> **Work order**: Work through the listing below and count the lines that hold "float". Answer with the number alone.

> **Data section**:
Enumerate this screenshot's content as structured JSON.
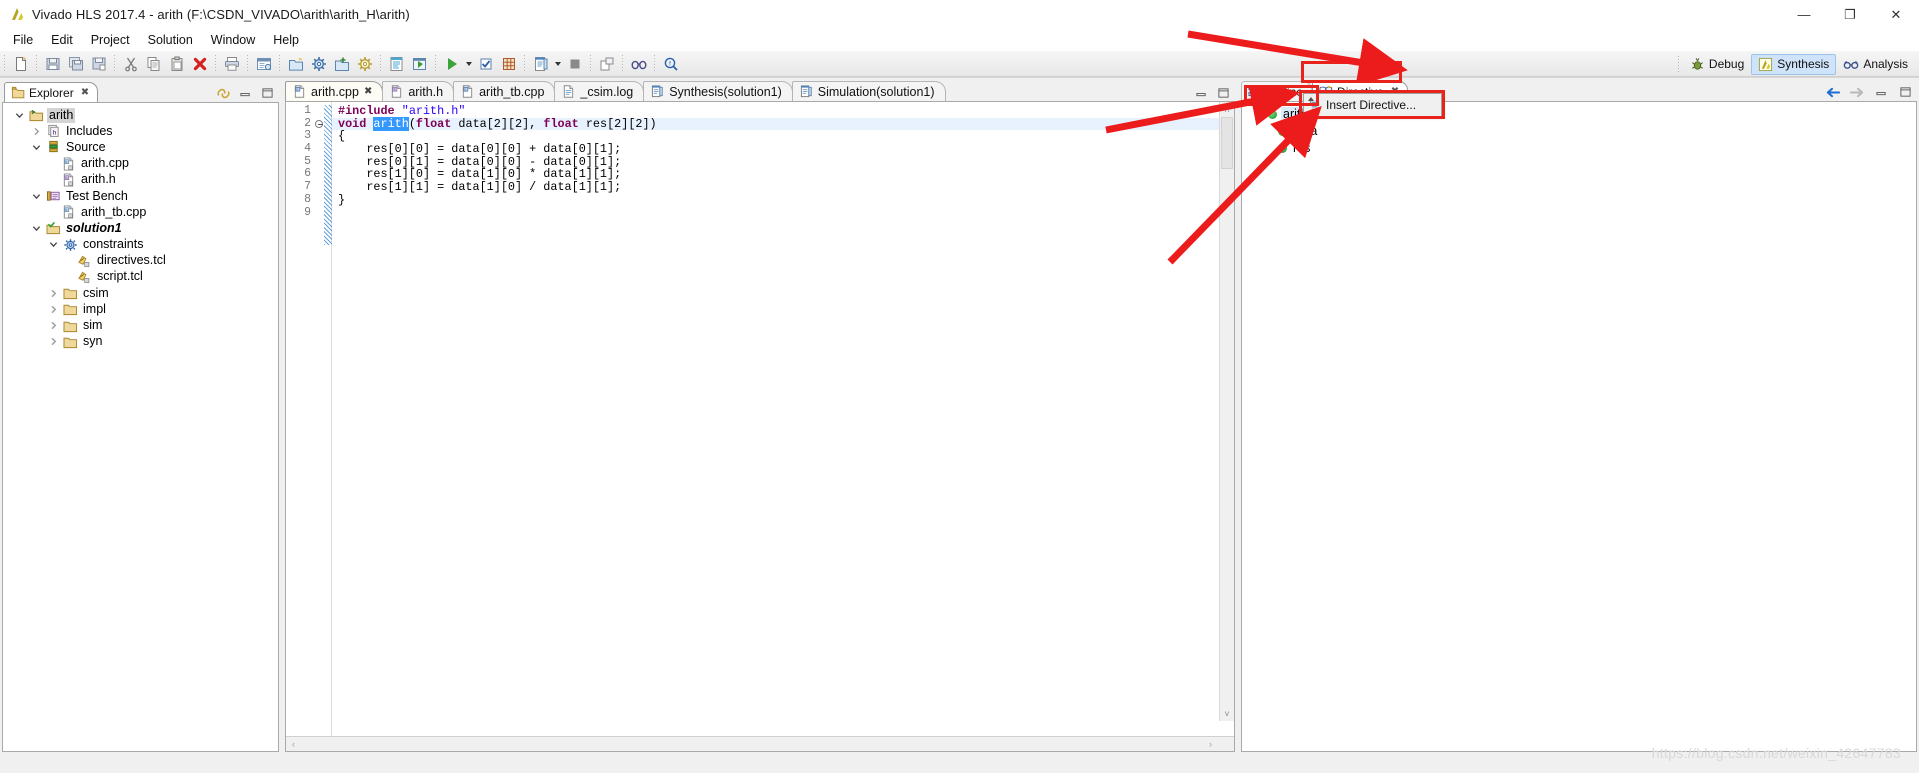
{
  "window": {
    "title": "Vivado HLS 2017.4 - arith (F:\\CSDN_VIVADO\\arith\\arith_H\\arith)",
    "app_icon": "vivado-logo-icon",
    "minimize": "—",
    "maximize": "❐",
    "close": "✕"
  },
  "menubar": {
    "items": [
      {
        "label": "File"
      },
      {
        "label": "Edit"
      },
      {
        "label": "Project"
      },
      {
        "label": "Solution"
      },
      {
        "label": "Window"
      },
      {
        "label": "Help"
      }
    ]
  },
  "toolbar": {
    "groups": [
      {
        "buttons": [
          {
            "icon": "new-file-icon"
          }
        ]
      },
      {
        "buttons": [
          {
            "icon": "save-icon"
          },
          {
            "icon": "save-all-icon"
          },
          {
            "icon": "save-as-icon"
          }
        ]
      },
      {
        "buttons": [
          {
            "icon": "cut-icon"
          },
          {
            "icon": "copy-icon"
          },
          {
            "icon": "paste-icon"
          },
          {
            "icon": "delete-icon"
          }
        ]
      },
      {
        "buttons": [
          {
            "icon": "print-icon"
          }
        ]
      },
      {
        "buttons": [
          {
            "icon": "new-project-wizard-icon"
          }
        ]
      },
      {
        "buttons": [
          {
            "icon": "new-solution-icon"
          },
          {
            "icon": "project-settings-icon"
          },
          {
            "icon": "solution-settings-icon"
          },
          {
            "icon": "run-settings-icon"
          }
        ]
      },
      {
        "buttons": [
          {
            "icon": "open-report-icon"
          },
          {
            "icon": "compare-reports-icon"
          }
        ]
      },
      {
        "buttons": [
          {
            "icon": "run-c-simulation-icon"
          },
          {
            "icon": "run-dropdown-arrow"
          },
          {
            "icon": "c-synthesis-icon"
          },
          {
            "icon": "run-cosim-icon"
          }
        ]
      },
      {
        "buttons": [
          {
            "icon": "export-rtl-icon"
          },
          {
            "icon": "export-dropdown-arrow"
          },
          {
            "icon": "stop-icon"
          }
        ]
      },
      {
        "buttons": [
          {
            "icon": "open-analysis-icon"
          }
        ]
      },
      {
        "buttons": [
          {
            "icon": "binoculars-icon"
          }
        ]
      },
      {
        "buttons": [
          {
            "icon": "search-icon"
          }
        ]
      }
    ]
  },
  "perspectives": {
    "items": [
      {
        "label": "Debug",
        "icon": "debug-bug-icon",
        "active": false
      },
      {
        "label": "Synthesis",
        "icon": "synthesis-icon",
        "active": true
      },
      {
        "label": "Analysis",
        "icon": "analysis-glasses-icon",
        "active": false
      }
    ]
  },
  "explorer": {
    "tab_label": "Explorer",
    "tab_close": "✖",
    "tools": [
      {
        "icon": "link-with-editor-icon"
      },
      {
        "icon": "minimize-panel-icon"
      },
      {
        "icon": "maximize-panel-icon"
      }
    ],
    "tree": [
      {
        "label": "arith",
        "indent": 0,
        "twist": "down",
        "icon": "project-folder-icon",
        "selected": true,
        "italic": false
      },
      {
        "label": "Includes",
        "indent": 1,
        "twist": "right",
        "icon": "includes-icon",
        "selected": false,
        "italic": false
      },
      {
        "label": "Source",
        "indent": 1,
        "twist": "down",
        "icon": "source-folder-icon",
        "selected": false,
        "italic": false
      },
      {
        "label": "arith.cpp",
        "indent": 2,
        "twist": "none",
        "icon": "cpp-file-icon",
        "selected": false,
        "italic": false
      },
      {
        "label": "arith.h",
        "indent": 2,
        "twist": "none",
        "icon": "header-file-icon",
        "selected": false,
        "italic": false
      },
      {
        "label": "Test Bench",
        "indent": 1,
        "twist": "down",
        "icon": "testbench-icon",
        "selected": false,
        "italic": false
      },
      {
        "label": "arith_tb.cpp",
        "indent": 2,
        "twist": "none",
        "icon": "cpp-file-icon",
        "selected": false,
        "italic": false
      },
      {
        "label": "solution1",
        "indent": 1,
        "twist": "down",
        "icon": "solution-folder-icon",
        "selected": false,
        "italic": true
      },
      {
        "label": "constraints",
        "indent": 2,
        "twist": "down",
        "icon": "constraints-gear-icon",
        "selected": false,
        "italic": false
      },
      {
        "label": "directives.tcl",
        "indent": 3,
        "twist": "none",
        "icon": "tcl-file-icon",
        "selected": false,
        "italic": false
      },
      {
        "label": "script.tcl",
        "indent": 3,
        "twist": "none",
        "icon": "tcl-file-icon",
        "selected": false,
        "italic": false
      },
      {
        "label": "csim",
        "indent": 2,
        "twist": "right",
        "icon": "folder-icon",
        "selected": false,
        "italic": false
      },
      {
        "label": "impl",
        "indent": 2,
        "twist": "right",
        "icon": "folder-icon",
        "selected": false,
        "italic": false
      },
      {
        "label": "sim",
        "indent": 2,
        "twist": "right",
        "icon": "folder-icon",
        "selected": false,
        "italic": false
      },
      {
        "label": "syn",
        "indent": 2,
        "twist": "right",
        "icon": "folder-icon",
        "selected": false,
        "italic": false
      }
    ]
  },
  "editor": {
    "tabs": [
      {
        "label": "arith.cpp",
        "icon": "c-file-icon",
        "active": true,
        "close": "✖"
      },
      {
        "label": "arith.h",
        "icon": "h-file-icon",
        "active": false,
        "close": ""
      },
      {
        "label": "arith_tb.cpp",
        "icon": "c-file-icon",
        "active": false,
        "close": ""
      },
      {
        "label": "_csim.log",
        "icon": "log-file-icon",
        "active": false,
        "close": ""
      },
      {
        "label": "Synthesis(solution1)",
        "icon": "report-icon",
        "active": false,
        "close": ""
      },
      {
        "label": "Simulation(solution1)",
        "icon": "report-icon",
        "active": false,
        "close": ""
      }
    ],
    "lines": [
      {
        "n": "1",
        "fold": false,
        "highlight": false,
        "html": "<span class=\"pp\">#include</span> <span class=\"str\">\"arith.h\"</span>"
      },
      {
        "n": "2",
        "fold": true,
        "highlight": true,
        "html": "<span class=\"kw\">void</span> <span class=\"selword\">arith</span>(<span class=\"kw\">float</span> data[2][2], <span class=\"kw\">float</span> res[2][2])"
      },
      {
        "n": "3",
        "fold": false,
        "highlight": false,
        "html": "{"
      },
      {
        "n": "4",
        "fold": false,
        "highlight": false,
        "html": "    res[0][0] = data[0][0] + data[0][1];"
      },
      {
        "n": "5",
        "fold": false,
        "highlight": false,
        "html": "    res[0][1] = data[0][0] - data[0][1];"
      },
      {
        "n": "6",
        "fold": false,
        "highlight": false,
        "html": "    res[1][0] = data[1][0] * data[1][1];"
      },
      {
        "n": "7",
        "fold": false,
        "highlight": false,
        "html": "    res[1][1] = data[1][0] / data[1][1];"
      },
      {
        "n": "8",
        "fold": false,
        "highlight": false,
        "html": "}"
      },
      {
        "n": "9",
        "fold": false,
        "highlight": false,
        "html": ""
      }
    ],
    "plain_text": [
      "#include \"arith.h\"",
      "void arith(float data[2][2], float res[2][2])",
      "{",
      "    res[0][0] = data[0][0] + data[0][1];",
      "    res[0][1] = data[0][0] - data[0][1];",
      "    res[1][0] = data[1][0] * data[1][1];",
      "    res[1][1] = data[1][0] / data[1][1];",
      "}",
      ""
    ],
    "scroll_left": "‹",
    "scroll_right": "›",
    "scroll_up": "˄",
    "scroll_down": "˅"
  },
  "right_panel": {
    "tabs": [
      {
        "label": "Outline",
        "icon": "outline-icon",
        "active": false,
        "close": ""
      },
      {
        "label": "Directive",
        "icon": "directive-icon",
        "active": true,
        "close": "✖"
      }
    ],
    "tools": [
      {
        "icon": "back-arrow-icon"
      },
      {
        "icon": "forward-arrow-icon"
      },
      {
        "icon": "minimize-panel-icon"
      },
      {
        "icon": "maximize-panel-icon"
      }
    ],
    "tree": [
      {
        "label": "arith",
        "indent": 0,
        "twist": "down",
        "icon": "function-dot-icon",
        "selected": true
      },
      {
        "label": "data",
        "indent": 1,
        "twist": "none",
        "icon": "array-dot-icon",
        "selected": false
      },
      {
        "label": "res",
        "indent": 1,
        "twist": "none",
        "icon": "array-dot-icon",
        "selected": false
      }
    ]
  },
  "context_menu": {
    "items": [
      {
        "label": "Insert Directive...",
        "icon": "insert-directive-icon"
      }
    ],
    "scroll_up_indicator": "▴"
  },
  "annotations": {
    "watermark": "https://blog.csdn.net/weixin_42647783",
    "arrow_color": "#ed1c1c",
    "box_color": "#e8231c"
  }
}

> **Final answer**: 2